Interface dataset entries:
☆ ☆ ☆ ☆

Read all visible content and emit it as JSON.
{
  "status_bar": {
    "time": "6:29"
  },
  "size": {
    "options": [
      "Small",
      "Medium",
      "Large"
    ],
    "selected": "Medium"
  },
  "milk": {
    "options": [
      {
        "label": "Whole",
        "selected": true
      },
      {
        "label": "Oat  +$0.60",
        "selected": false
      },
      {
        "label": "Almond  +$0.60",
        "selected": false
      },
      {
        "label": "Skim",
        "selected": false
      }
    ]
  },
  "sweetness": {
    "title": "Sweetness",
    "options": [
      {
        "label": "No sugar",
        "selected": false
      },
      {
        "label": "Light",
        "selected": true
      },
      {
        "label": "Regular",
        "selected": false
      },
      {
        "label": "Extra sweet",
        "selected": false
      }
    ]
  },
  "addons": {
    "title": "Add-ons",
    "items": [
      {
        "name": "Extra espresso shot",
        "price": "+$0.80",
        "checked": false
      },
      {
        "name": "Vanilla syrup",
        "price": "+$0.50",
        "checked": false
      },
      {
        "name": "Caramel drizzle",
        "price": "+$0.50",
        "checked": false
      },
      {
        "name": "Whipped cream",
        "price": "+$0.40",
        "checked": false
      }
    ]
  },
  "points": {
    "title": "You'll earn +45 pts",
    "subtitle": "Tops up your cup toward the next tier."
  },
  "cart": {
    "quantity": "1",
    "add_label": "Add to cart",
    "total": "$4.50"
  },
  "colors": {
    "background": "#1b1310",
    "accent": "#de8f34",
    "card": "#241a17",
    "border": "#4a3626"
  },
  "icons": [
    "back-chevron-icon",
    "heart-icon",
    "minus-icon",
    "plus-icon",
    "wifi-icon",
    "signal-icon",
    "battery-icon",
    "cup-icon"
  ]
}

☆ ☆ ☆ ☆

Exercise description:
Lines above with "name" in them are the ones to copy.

Expected answer:
        "name": "Extra espresso shot",
        "name": "Vanilla syrup",
        "name": "Caramel drizzle",
        "name": "Whipped cream",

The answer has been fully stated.